With its walls razed to ground by Babylon’s armies, Jerusalem joined a long line of ancient vanquished cities—from Ur and Nineveh and Persepolis to Babylon itself. While some recovered from the destruction, others did not. But none responded to political catastrophe by fashioning the kind of elaborate and enduring monument to their own downfall that we find in the Bible. Most conquered populations viewed their subjugation as a source of shame. They consigned it to oblivion, opting instead to extol the golden ages of the past. The biblical authors in contrast reacted to loss by composing extensive writings that acknowledge collective failure, reflect deeply upon its causes, and discover thereby a ground for collective hope.
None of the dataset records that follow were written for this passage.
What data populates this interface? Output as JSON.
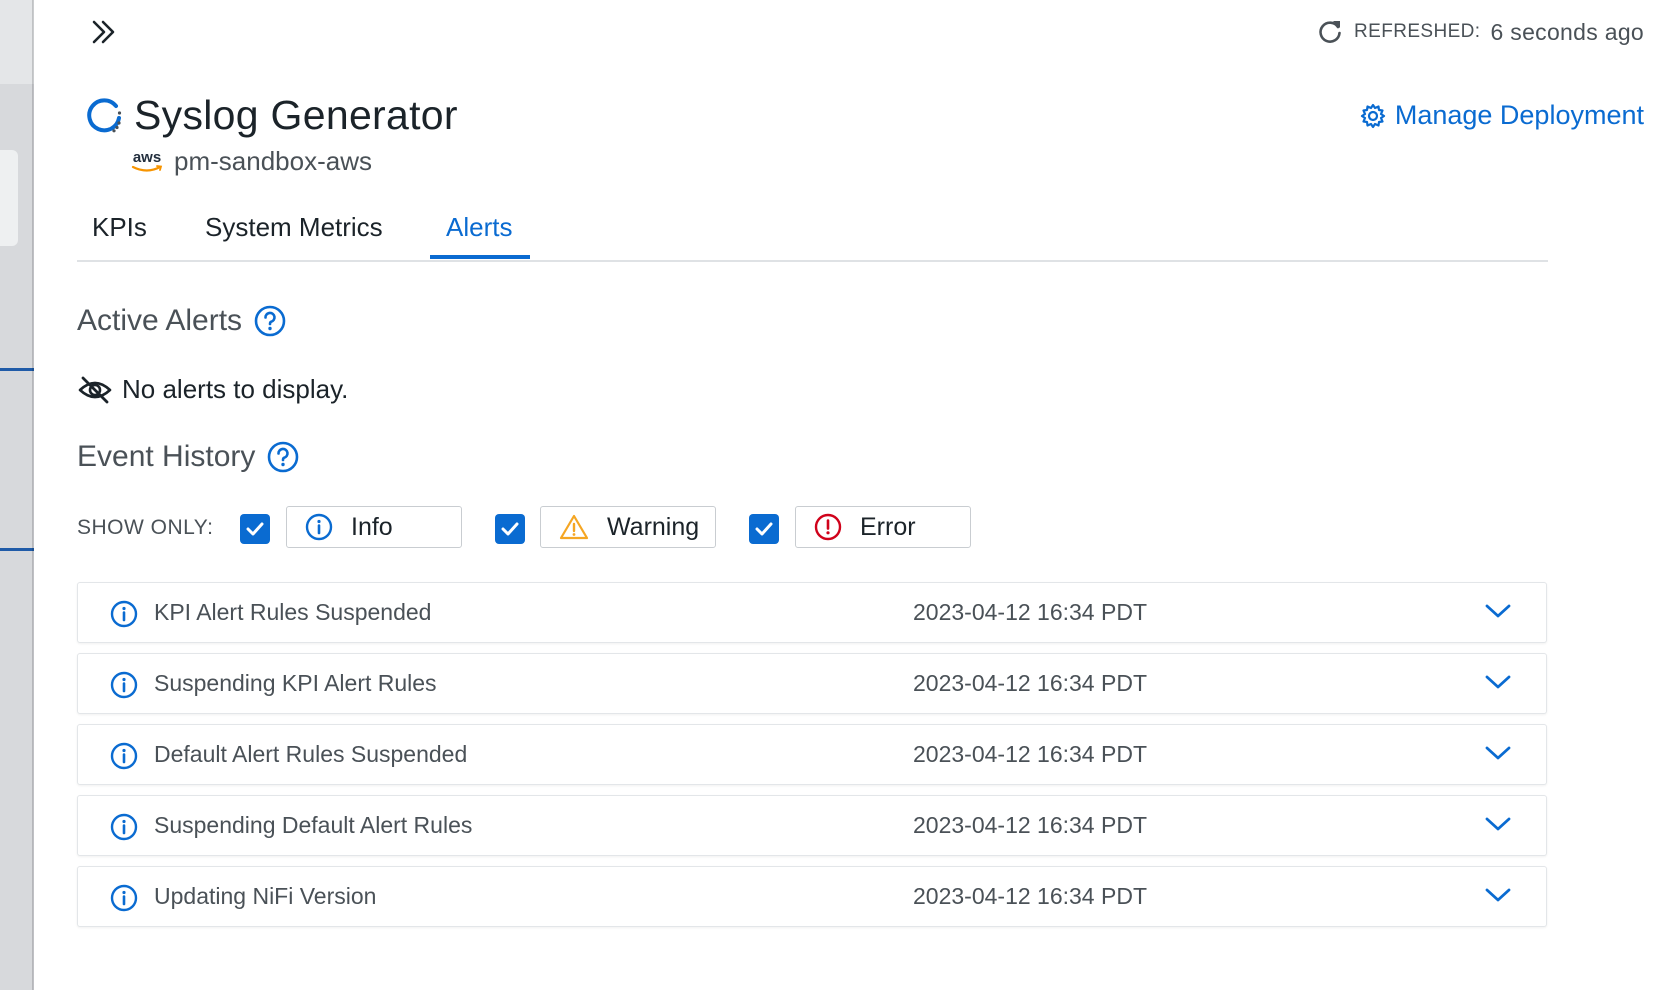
{
  "header": {
    "refreshed_label": "REFRESHED:",
    "refreshed_value": "6 seconds ago",
    "title": "Syslog Generator",
    "aws_logo_text": "aws",
    "subtitle": "pm-sandbox-aws",
    "manage_label": "Manage Deployment"
  },
  "tabs": [
    {
      "label": "KPIs",
      "active": false
    },
    {
      "label": "System Metrics",
      "active": false
    },
    {
      "label": "Alerts",
      "active": true
    }
  ],
  "active_alerts": {
    "title": "Active Alerts",
    "empty_message": "No alerts to display."
  },
  "event_history": {
    "title": "Event History",
    "show_only_label": "SHOW ONLY:",
    "filters": [
      {
        "label": "Info",
        "checked": true,
        "icon": "info-icon",
        "color": "#0a6bd1"
      },
      {
        "label": "Warning",
        "checked": true,
        "icon": "warning-icon",
        "color": "#f5a623"
      },
      {
        "label": "Error",
        "checked": true,
        "icon": "error-icon",
        "color": "#d0021b"
      }
    ],
    "events": [
      {
        "title": "KPI Alert Rules Suspended",
        "time": "2023-04-12 16:34 PDT",
        "icon": "info-icon"
      },
      {
        "title": "Suspending KPI Alert Rules",
        "time": "2023-04-12 16:34 PDT",
        "icon": "info-icon"
      },
      {
        "title": "Default Alert Rules Suspended",
        "time": "2023-04-12 16:34 PDT",
        "icon": "info-icon"
      },
      {
        "title": "Suspending Default Alert Rules",
        "time": "2023-04-12 16:34 PDT",
        "icon": "info-icon"
      },
      {
        "title": "Updating NiFi Version",
        "time": "2023-04-12 16:34 PDT",
        "icon": "info-icon"
      }
    ]
  },
  "colors": {
    "accent": "#0a6bd1",
    "text": "#1b2329",
    "muted_text": "#4a5157",
    "warning": "#f5a623",
    "error": "#d0021b"
  }
}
- 5 stars81.27%
- 4 stars11.61%
- 3 stars3.74%
- 2 stars1.49%
- 1 star1.87%
A deeply thought provoking and challenging course that exceeded my expectations, chiefly, by the way it helped me connect the ancient past with the present.
I have now taken this course several times. Each time I go a little deeper and study a little more. This is truly an excellent course. Highly recommended!!
Excellent study, I will be taking more from Emory University! Thank you very much!
I found this course very interesting, and learnt a great deal about how and why the Bible came to be written.